When it comes to the specifications for wood pellet classes (grades A1, A2 and B) there are a few important updates. First, ENplus handbook version 3.0 now references ISO 17225-2 (formerly EN 14961-2) as the basis for the grade criteria, and all ISO-test methods are referenced instead of the previously referenced CEN- and EN-test methods. In some cases, the referenced ISO-test methods are not published yet, but there is a note in the handbook that the EN-method applies until the ISO-method is published. Second, there is grade criteria that has been tightened. Specifically, for ENplus A1 the durability requirement is now ≥ 98.0 and for B grade it is ≥ 97.5. The ash limit for A2 grade is now ≤ 1.2 percent, and there is a temperature requirement of ≤ 40 degrees Celsius at the last loading point for truck deliveries to end users.
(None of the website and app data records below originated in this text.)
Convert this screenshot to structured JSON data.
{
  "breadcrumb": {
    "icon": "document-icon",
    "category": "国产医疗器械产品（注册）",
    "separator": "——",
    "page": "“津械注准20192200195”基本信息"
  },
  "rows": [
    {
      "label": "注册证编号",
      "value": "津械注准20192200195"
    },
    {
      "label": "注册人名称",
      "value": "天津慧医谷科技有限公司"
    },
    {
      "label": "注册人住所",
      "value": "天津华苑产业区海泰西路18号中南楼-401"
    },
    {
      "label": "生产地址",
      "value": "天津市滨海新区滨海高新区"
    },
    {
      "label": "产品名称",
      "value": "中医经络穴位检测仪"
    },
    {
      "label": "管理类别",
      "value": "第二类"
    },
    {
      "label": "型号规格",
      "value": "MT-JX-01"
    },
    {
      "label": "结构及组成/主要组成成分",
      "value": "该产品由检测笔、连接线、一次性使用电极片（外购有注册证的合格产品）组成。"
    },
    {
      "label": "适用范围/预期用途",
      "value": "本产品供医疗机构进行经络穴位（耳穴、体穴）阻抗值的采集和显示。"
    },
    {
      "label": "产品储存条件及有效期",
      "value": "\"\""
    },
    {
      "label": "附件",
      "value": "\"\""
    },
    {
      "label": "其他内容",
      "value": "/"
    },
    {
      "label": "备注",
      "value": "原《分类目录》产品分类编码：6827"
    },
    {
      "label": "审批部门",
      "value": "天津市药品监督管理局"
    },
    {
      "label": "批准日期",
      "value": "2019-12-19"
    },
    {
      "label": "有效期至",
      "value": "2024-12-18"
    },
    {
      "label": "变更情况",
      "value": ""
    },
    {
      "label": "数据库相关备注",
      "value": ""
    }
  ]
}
When it comes to the ENplus certification process, several changes have been made. There are now rigid timeline requirements for compliance once the certification process begins. Inspection reports are due within two months of the inspection date and conformity reports must be complete within a third month, otherwise the application is rejected. Deficiencies are classified into three categories—Types A, B and C. Each type has different requirements for compliance. Annual surveillance inspections are to be conducted with ± three months of the initial inspection date. Inspection criteria has remained much the same, however, it is now required that all pellet storages also be inspected, which can include port facilities, warehouses, distribution points and others. The retention of reference samples is no longer required for bagged product, however, for bulk delivery ENplus handbook version 3.0 now requires that a reference sample be collected for every vehicle that is loaded. Reference samples are still held for nine months.
Regarding self-monitoring, the same five tests are still required to be tested on site—bulk density, moisture, durability, length and fines—though it is now stipulated that if doubts concerning the pellet quality exist, then additional tests may be ordered. This will apply primarily when producers approach the 0.7 percent ash requirement for grade A1. If ash content is close to the limit, then ash testing at the production site could become a requirement.
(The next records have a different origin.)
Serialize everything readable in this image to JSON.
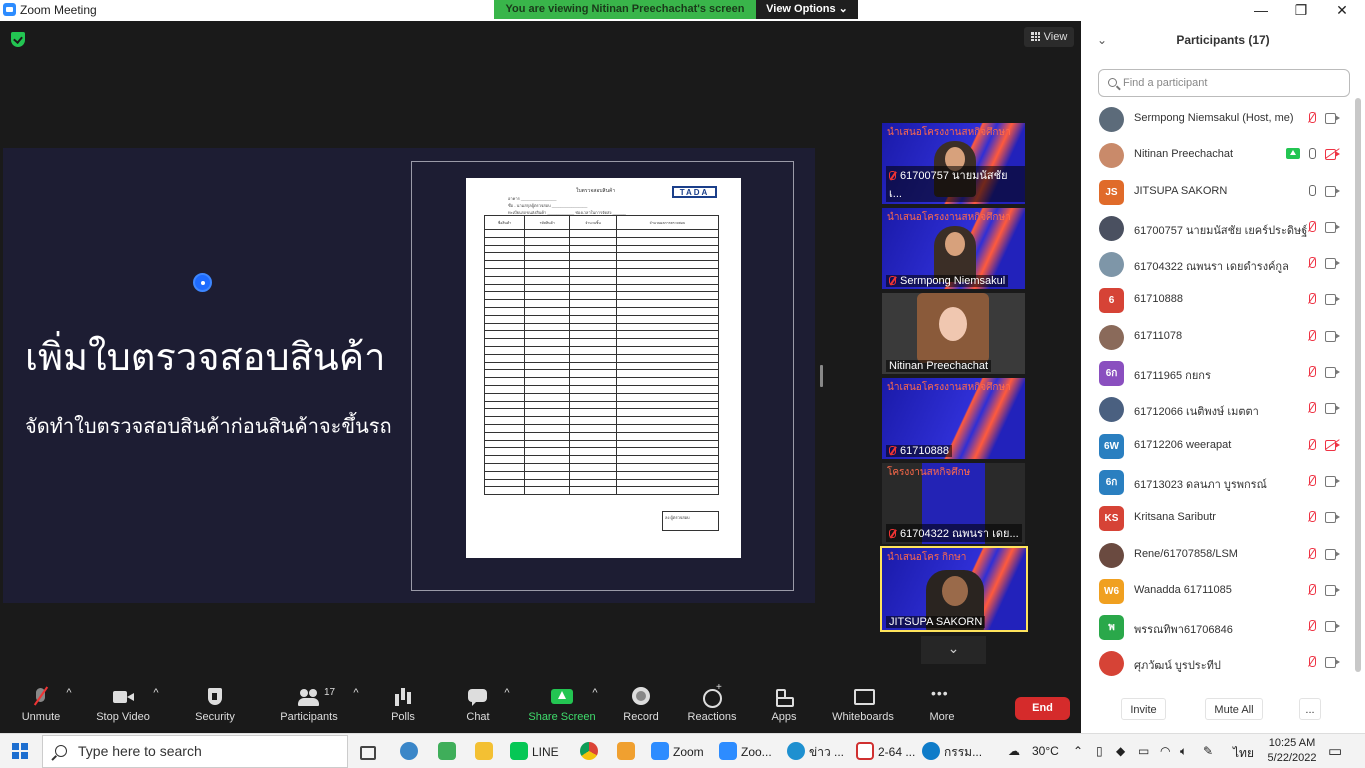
{
  "window": {
    "title": "Zoom Meeting",
    "minimize": "—",
    "restore": "❐",
    "close": "✕"
  },
  "banner": {
    "message": "You are viewing Nitinan Preechachat's screen",
    "options": "View Options ⌄"
  },
  "stage": {
    "view_label": "View"
  },
  "slide": {
    "heading": "เพิ่มใบตรวจสอบสินค้า",
    "subheading": "จัดทำใบตรวจสอบสินค้าก่อนสินค้าจะขึ้นรถ",
    "doc_title": "ใบตรวจสอบสินค้า",
    "doc_logo": "TADA",
    "doc_fields": [
      "อาคาร ________________",
      "ชื่อ - นามสกุลผู้ตรวจสอบ ________________",
      "ทะเบียนรถขนส่งสินค้า ____________  ช่องเวลาในการจัดส่ง ______"
    ],
    "doc_columns": [
      "ชื่อสินค้า",
      "รหัสสินค้า",
      "จำนวนชิ้น",
      "จำนวนผลการตรวจสอบ"
    ],
    "doc_sign": "ลง ผู้ตรวจสอบ"
  },
  "tiles": [
    {
      "name": "61700757 นายมนัสชัย เ...",
      "banner": "นำเสนอโครงงานสหกิจศึกษา"
    },
    {
      "name": "Sermpong Niemsakul",
      "banner": "นำเสนอโครงงานสหกิจศึกษา"
    },
    {
      "name": "Nitinan Preechachat",
      "banner": ""
    },
    {
      "name": "61710888",
      "banner": "นำเสนอโครงงานสหกิจศึกษา"
    },
    {
      "name": "61704322 ณพนรา เดย...",
      "banner": "โครงงานสหกิจศึกษ"
    },
    {
      "name": "JITSUPA  SAKORN",
      "banner": "นำเสนอโคร      กิกษา"
    }
  ],
  "tiles_scroll": "⌄",
  "participants": {
    "header": "Participants (17)",
    "collapse": "⌄",
    "search_placeholder": "Find a participant",
    "list": [
      {
        "name": "Sermpong Niemsakul (Host, me)",
        "initials": "",
        "color": "#5c6b7a",
        "mic": "muted",
        "video": "on",
        "share": false
      },
      {
        "name": "Nitinan Preechachat",
        "initials": "",
        "color": "#c98a6a",
        "mic": "on",
        "video": "off",
        "share": true
      },
      {
        "name": "JITSUPA  SAKORN",
        "initials": "JS",
        "color": "#e06b2a",
        "mic": "on",
        "video": "on",
        "share": false
      },
      {
        "name": "61700757 นายมนัสชัย เยคร์ประดิษฐ์",
        "initials": "",
        "color": "#4a5060",
        "mic": "muted",
        "video": "on",
        "share": false
      },
      {
        "name": "61704322 ณพนรา เดยดำรงค์กูล",
        "initials": "",
        "color": "#7e96a8",
        "mic": "muted",
        "video": "on",
        "share": false
      },
      {
        "name": "61710888",
        "initials": "6",
        "color": "#d64336",
        "mic": "muted",
        "video": "on",
        "share": false
      },
      {
        "name": "61711078",
        "initials": "",
        "color": "#8a6a5a",
        "mic": "muted",
        "video": "on",
        "share": false
      },
      {
        "name": "61711965 กยกร",
        "initials": "6ก",
        "color": "#8a4fbf",
        "mic": "muted",
        "video": "on",
        "share": false
      },
      {
        "name": "61712066 เนติพงษ์ เมตตา",
        "initials": "",
        "color": "#4a6080",
        "mic": "muted",
        "video": "on",
        "share": false
      },
      {
        "name": "61712206 weerapat",
        "initials": "6W",
        "color": "#2a7fc0",
        "mic": "muted",
        "video": "off",
        "share": false
      },
      {
        "name": "61713023 ดลนภา บูรพกรณ์",
        "initials": "6ก",
        "color": "#2a7fc0",
        "mic": "muted",
        "video": "on",
        "share": false
      },
      {
        "name": "Kritsana Saributr",
        "initials": "KS",
        "color": "#d64336",
        "mic": "muted",
        "video": "on",
        "share": false
      },
      {
        "name": "Rene/61707858/LSM",
        "initials": "",
        "color": "#6a4a40",
        "mic": "muted",
        "video": "on",
        "share": false
      },
      {
        "name": "Wanadda 61711085",
        "initials": "W6",
        "color": "#f0a020",
        "mic": "muted",
        "video": "on",
        "share": false
      },
      {
        "name": "พรรณทิพา61706846",
        "initials": "พ",
        "color": "#2aa84a",
        "mic": "muted",
        "video": "on",
        "share": false
      },
      {
        "name": "ศุภวัฒน์ บูรประทีป",
        "initials": "",
        "color": "#d64336",
        "mic": "muted",
        "video": "on",
        "share": false
      }
    ],
    "invite": "Invite",
    "mute_all": "Mute All",
    "more": "..."
  },
  "toolbar": {
    "unmute": "Unmute",
    "stop_video": "Stop Video",
    "security": "Security",
    "participants": "Participants",
    "participant_count": "17",
    "polls": "Polls",
    "chat": "Chat",
    "share_screen": "Share Screen",
    "record": "Record",
    "reactions": "Reactions",
    "apps": "Apps",
    "whiteboards": "Whiteboards",
    "more": "More",
    "end": "End",
    "caret": "^"
  },
  "taskbar": {
    "search_placeholder": "Type here to search",
    "apps": [
      {
        "label": "LINE",
        "color": "#06c755"
      },
      {
        "label": "Zoom",
        "color": "#2d8cff"
      },
      {
        "label": "Zoo...",
        "color": "#2d8cff"
      },
      {
        "label": "ข่าว ...",
        "color": "#1e90d0"
      },
      {
        "label": "2-64 ...",
        "color": "#d03030"
      },
      {
        "label": "กรรม...",
        "color": "#0f7cc9"
      }
    ],
    "temperature": "30°C",
    "language": "ไทย",
    "time": "10:25 AM",
    "date": "5/22/2022"
  }
}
There are also changes regarding bag labeling. The ENplus certification seal has been changed as well as the way the grade is specified. In addition, all bag designs now need approval by the "competent management" before bags are sold on the market. The certified company whose ENplus ID is printed on the bag is responsible for submitting bag labels whether it is your brand or the brand of another party.
As I am sure you can now see, the changes to the newest version of the ENplus handbook are substantial. If you are already certified or interested in pursuing this quality management scheme, I highly recommend downloading the ENplus handbook version 3.0 and reading it in detail. The new handbook came into force for all new users as of Aug. 1 and will come into force for currently certified companies Jan. 1.